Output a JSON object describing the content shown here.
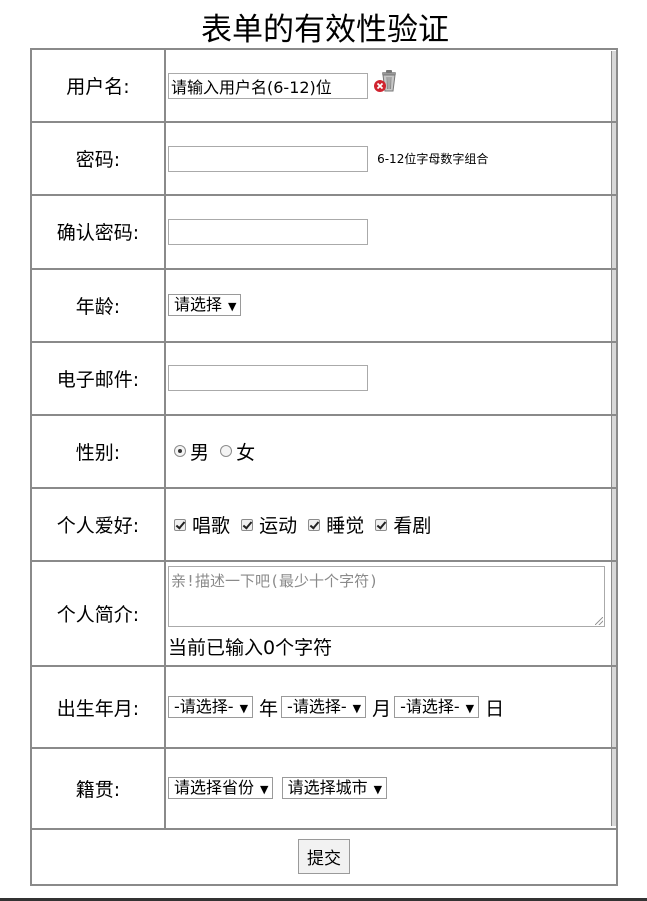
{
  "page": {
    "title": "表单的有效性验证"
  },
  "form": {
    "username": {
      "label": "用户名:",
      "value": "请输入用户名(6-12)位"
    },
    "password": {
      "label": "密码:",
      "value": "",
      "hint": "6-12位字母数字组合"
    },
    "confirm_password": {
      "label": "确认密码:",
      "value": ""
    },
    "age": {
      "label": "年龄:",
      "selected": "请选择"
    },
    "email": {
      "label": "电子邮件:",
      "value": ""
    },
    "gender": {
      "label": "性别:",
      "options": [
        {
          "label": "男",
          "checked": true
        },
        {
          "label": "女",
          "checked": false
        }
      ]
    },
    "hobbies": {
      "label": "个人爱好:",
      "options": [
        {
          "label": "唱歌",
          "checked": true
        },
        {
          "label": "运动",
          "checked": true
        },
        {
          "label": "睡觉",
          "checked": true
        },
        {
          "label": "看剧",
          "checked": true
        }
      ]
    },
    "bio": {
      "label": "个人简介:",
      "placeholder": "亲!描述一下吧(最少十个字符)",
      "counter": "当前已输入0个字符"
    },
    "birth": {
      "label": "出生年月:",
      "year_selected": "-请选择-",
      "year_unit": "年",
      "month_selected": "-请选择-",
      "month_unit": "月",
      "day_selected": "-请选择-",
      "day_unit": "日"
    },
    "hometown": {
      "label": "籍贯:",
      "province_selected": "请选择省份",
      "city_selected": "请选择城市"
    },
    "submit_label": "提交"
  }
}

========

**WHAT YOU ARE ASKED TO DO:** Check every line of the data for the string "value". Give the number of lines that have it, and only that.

**RESPONSE TO THE EXERCISE:** 4